Records provided ::
|---|
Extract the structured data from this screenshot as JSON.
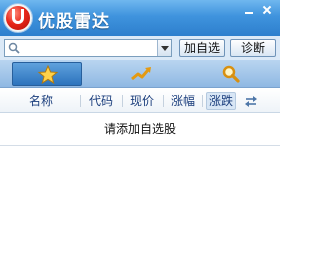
{
  "app": {
    "title": "优股雷达"
  },
  "window_controls": {
    "minimize": "minimize",
    "close": "close"
  },
  "search": {
    "value": "",
    "placeholder": ""
  },
  "buttons": {
    "add_watch": "加自选",
    "diagnose": "诊断"
  },
  "tabs": [
    {
      "icon": "star-icon",
      "selected": true
    },
    {
      "icon": "trend-arrow-icon",
      "selected": false
    },
    {
      "icon": "magnifier-icon",
      "selected": false
    }
  ],
  "columns": {
    "name": "名称",
    "code": "代码",
    "price": "现价",
    "change_pct": "涨幅",
    "change": "涨跌"
  },
  "content": {
    "empty_message": "请添加自选股"
  },
  "colors": {
    "titlebar": "#3f93dd",
    "accent_red": "#e8271a",
    "header_text": "#1a3d7c"
  }
}
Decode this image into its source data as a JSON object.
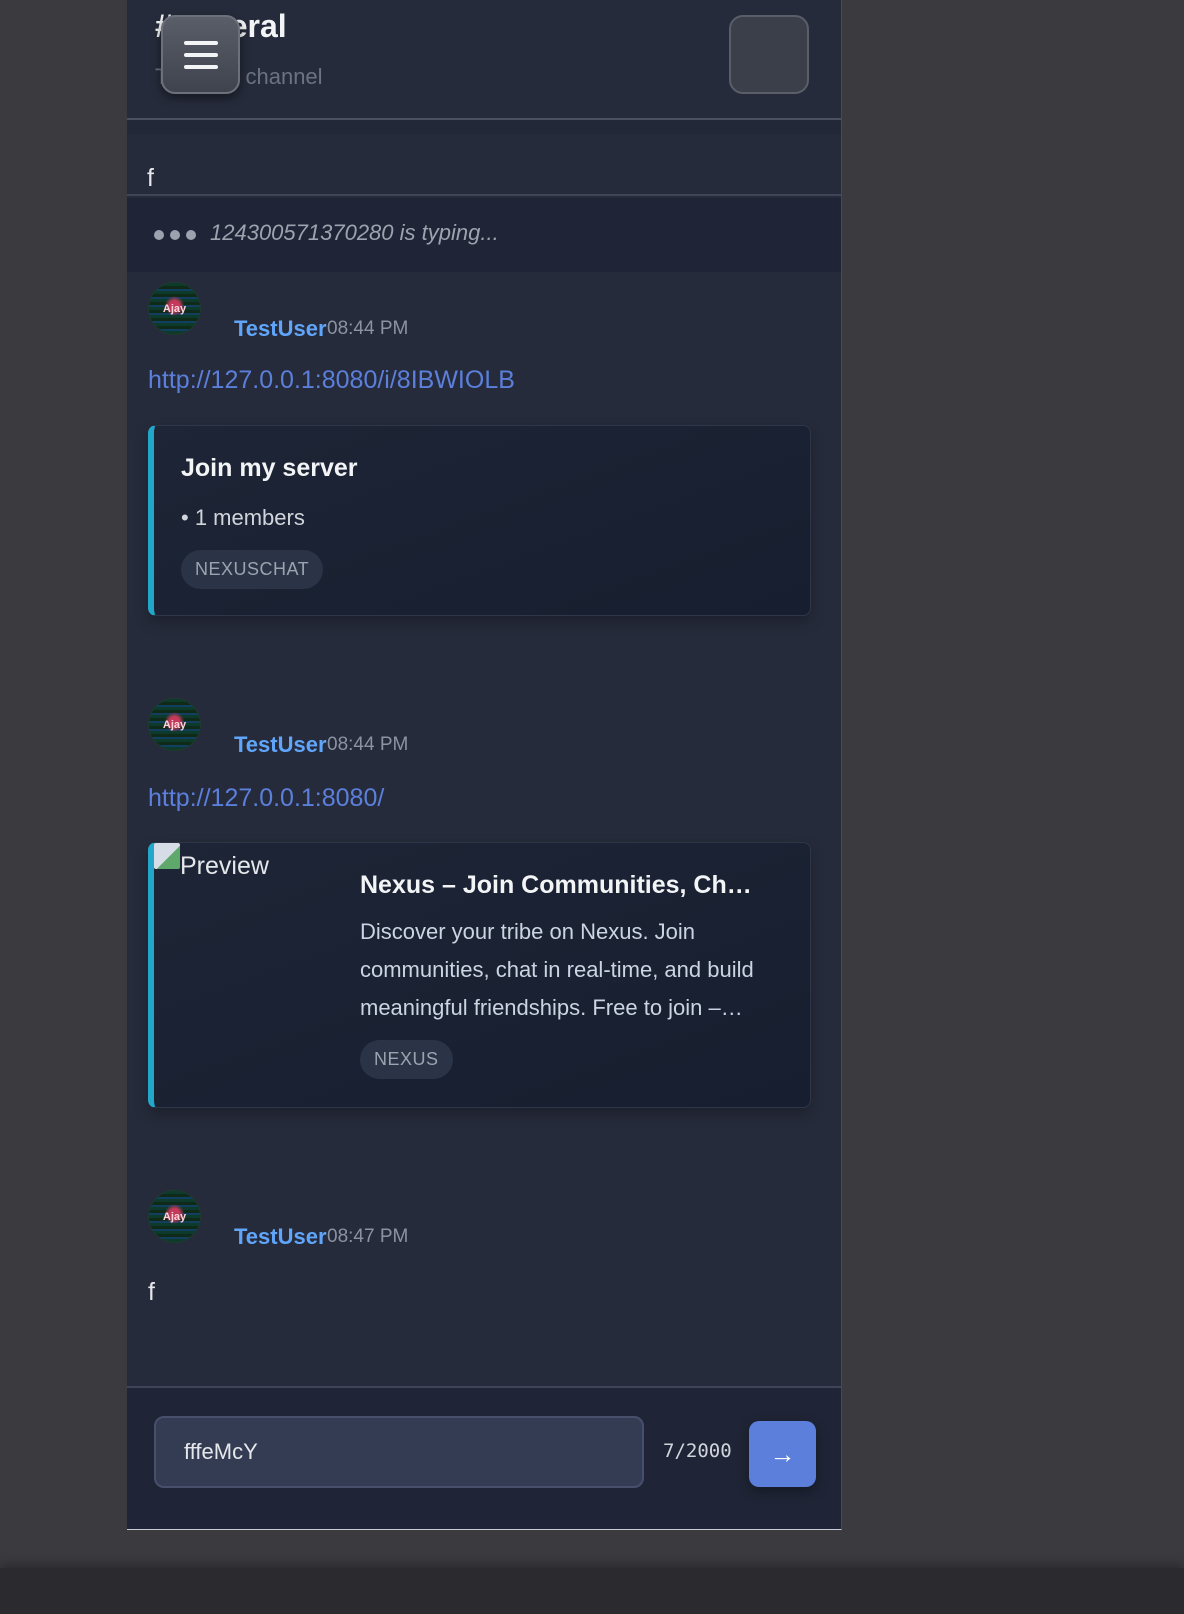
{
  "header": {
    "channel_name": "#general",
    "channel_topic": "The only channel"
  },
  "pinned": {
    "text": "f"
  },
  "typing": {
    "text": "124300571370280 is typing..."
  },
  "messages": [
    {
      "author": "TestUser",
      "time": "08:44 PM",
      "avatar_text": "Ajay",
      "link": "http://127.0.0.1:8080/i/8IBWIOLB",
      "embed": {
        "title": "Join my server",
        "subtitle": "• 1 members",
        "tag": "NEXUSCHAT"
      }
    },
    {
      "author": "TestUser",
      "time": "08:44 PM",
      "avatar_text": "Ajay",
      "link": "http://127.0.0.1:8080/",
      "embed": {
        "image_alt": "Preview",
        "title": "Nexus – Join Communities, Ch…",
        "description_lines": [
          "Discover your tribe on Nexus. Join",
          "communities, chat in real-time, and build",
          "meaningful friendships. Free to join –…"
        ],
        "tag": "NEXUS"
      }
    },
    {
      "author": "TestUser",
      "time": "08:47 PM",
      "avatar_text": "Ajay",
      "text": "f"
    }
  ],
  "composer": {
    "value": "fffeMcY",
    "counter": "7/2000",
    "send_icon": "→"
  },
  "colors": {
    "accent": "#5b7fdb",
    "username": "#60a5fa",
    "embed_border": "#22a6c9",
    "background": "#262b3b"
  }
}
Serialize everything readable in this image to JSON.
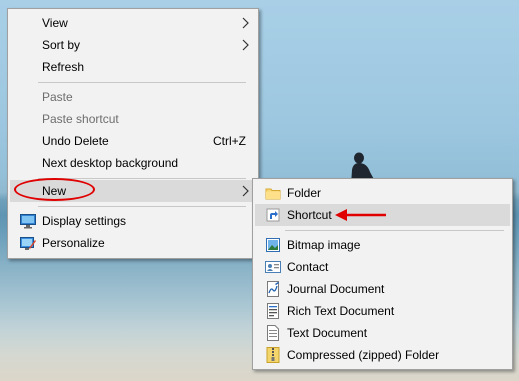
{
  "context_menu": {
    "items": [
      {
        "label": "View",
        "submenu": true
      },
      {
        "label": "Sort by",
        "submenu": true
      },
      {
        "label": "Refresh"
      },
      {
        "label": "Paste",
        "disabled": true
      },
      {
        "label": "Paste shortcut",
        "disabled": true
      },
      {
        "label": "Undo Delete",
        "shortcut": "Ctrl+Z"
      },
      {
        "label": "Next desktop background"
      },
      {
        "label": "New",
        "submenu": true,
        "highlighted": true
      },
      {
        "label": "Display settings",
        "icon": "display-icon"
      },
      {
        "label": "Personalize",
        "icon": "personalize-icon"
      }
    ]
  },
  "new_submenu": {
    "items": [
      {
        "label": "Folder",
        "icon": "folder-icon"
      },
      {
        "label": "Shortcut",
        "icon": "shortcut-icon",
        "highlighted": true
      },
      {
        "label": "Bitmap image",
        "icon": "bitmap-icon"
      },
      {
        "label": "Contact",
        "icon": "contact-icon"
      },
      {
        "label": "Journal Document",
        "icon": "journal-icon"
      },
      {
        "label": "Rich Text Document",
        "icon": "rich-text-icon"
      },
      {
        "label": "Text Document",
        "icon": "text-document-icon"
      },
      {
        "label": "Compressed (zipped) Folder",
        "icon": "zip-folder-icon"
      }
    ]
  },
  "annotations": {
    "ellipse_color": "#e00000",
    "arrow_color": "#e00000"
  }
}
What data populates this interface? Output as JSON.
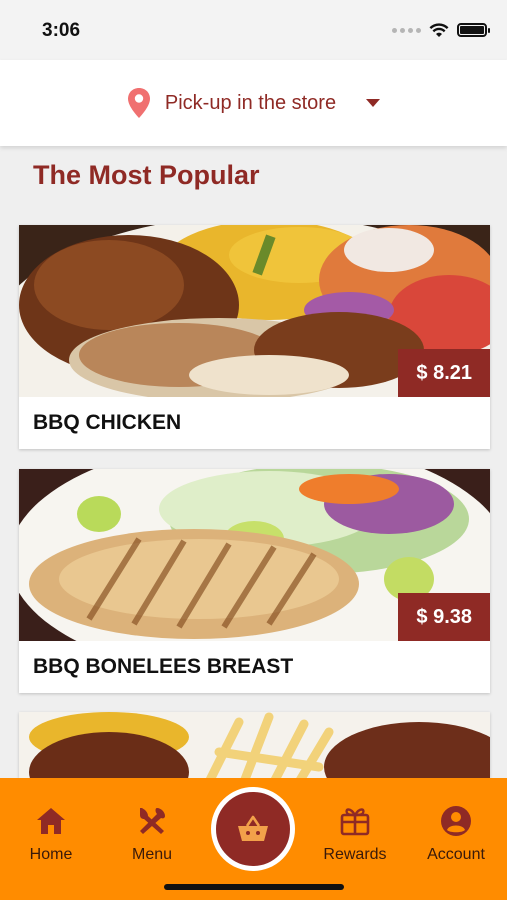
{
  "status_bar": {
    "time": "3:06"
  },
  "location": {
    "label": "Pick-up in the store",
    "icon": "map-pin-icon",
    "accent": "#f07070"
  },
  "section": {
    "title": "The Most Popular"
  },
  "products": [
    {
      "name": "BBQ CHICKEN",
      "price": "$ 8.21"
    },
    {
      "name": "BBQ BONELEES BREAST",
      "price": "$ 9.38"
    },
    {
      "name": "",
      "price": ""
    }
  ],
  "nav": {
    "home": "Home",
    "menu": "Menu",
    "rewards": "Rewards",
    "account": "Account"
  },
  "colors": {
    "brand": "#8f2a25",
    "nav_background": "#ff8c00",
    "background": "#efefef"
  }
}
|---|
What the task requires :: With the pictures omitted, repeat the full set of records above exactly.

Exercise solution ::
Extract the structured data from this screenshot as JSON.
{
  "app": {
    "title": "优股雷达"
  },
  "window_controls": {
    "minimize": "minimize",
    "close": "close"
  },
  "search": {
    "value": "",
    "placeholder": ""
  },
  "buttons": {
    "add_watch": "加自选",
    "diagnose": "诊断"
  },
  "tabs": [
    {
      "icon": "star-icon",
      "selected": true
    },
    {
      "icon": "trend-arrow-icon",
      "selected": false
    },
    {
      "icon": "magnifier-icon",
      "selected": false
    }
  ],
  "columns": {
    "name": "名称",
    "code": "代码",
    "price": "现价",
    "change_pct": "涨幅",
    "change": "涨跌"
  },
  "content": {
    "empty_message": "请添加自选股"
  },
  "colors": {
    "titlebar": "#3f93dd",
    "accent_red": "#e8271a",
    "header_text": "#1a3d7c"
  }
}
Decode this image into its source data as a JSON object.
{
  "header": {
    "channel_name": "#general",
    "channel_topic": "The only channel"
  },
  "pinned": {
    "text": "f"
  },
  "typing": {
    "text": "124300571370280 is typing..."
  },
  "messages": [
    {
      "author": "TestUser",
      "time": "08:44 PM",
      "avatar_text": "Ajay",
      "link": "http://127.0.0.1:8080/i/8IBWIOLB",
      "embed": {
        "title": "Join my server",
        "subtitle": "• 1 members",
        "tag": "NEXUSCHAT"
      }
    },
    {
      "author": "TestUser",
      "time": "08:44 PM",
      "avatar_text": "Ajay",
      "link": "http://127.0.0.1:8080/",
      "embed": {
        "image_alt": "Preview",
        "title": "Nexus – Join Communities, Ch…",
        "description_lines": [
          "Discover your tribe on Nexus. Join",
          "communities, chat in real-time, and build",
          "meaningful friendships. Free to join –…"
        ],
        "tag": "NEXUS"
      }
    },
    {
      "author": "TestUser",
      "time": "08:47 PM",
      "avatar_text": "Ajay",
      "text": "f"
    }
  ],
  "composer": {
    "value": "fffeMcY",
    "counter": "7/2000",
    "send_icon": "→"
  },
  "colors": {
    "accent": "#5b7fdb",
    "username": "#60a5fa",
    "embed_border": "#22a6c9",
    "background": "#262b3b"
  }
}
Serialize everything readable in this image to JSON.
{
  "context_menu": {
    "items": [
      {
        "label": "View",
        "submenu": true
      },
      {
        "label": "Sort by",
        "submenu": true
      },
      {
        "label": "Refresh"
      },
      {
        "label": "Paste",
        "disabled": true
      },
      {
        "label": "Paste shortcut",
        "disabled": true
      },
      {
        "label": "Undo Delete",
        "shortcut": "Ctrl+Z"
      },
      {
        "label": "Next desktop background"
      },
      {
        "label": "New",
        "submenu": true,
        "highlighted": true
      },
      {
        "label": "Display settings",
        "icon": "display-icon"
      },
      {
        "label": "Personalize",
        "icon": "personalize-icon"
      }
    ]
  },
  "new_submenu": {
    "items": [
      {
        "label": "Folder",
        "icon": "folder-icon"
      },
      {
        "label": "Shortcut",
        "icon": "shortcut-icon",
        "highlighted": true
      },
      {
        "label": "Bitmap image",
        "icon": "bitmap-icon"
      },
      {
        "label": "Contact",
        "icon": "contact-icon"
      },
      {
        "label": "Journal Document",
        "icon": "journal-icon"
      },
      {
        "label": "Rich Text Document",
        "icon": "rich-text-icon"
      },
      {
        "label": "Text Document",
        "icon": "text-document-icon"
      },
      {
        "label": "Compressed (zipped) Folder",
        "icon": "zip-folder-icon"
      }
    ]
  },
  "annotations": {
    "ellipse_color": "#e00000",
    "arrow_color": "#e00000"
  }
}
What data populates this interface? Output as JSON.
{
  "status_bar": {
    "time": "3:06"
  },
  "location": {
    "label": "Pick-up in the store",
    "icon": "map-pin-icon",
    "accent": "#f07070"
  },
  "section": {
    "title": "The Most Popular"
  },
  "products": [
    {
      "name": "BBQ CHICKEN",
      "price": "$ 8.21"
    },
    {
      "name": "BBQ BONELEES BREAST",
      "price": "$ 9.38"
    },
    {
      "name": "",
      "price": ""
    }
  ],
  "nav": {
    "home": "Home",
    "menu": "Menu",
    "rewards": "Rewards",
    "account": "Account"
  },
  "colors": {
    "brand": "#8f2a25",
    "nav_background": "#ff8c00",
    "background": "#efefef"
  }
}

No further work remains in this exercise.